### Work item
Return each line of the data below unchanged, please.

━━━ Material shown ━━━

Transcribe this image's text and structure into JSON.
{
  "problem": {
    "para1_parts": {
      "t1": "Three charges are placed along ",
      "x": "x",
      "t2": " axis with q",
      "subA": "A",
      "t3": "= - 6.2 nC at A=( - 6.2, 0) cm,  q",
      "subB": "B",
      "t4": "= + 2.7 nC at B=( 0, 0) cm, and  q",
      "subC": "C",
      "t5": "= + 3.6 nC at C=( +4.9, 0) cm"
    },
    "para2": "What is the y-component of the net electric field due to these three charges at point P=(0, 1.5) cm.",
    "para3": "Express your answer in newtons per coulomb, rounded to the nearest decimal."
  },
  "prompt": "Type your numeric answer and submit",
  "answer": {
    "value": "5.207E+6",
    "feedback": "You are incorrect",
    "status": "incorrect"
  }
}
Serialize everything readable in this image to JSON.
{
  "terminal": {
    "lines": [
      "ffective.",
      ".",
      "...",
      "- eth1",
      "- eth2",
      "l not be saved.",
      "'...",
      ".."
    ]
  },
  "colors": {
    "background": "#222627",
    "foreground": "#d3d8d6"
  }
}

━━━

### Result of this exercise
Transcribe this image's text and structure into JSON.
{
  "problem": {
    "para1_parts": {
      "t1": "Three charges are placed along ",
      "x": "x",
      "t2": " axis with q",
      "subA": "A",
      "t3": "= - 6.2 nC at A=( - 6.2, 0) cm,  q",
      "subB": "B",
      "t4": "= + 2.7 nC at B=( 0, 0) cm, and  q",
      "subC": "C",
      "t5": "= + 3.6 nC at C=( +4.9, 0) cm"
    },
    "para2": "What is the y-component of the net electric field due to these three charges at point P=(0, 1.5) cm.",
    "para3": "Express your answer in newtons per coulomb, rounded to the nearest decimal."
  },
  "prompt": "Type your numeric answer and submit",
  "answer": {
    "value": "5.207E+6",
    "feedback": "You are incorrect",
    "status": "incorrect"
  }
}
Serialize everything readable in this image to JSON.
{
  "terminal": {
    "lines": [
      "ffective.",
      ".",
      "...",
      "- eth1",
      "- eth2",
      "l not be saved.",
      "'...",
      ".."
    ]
  },
  "colors": {
    "background": "#222627",
    "foreground": "#d3d8d6"
  }
}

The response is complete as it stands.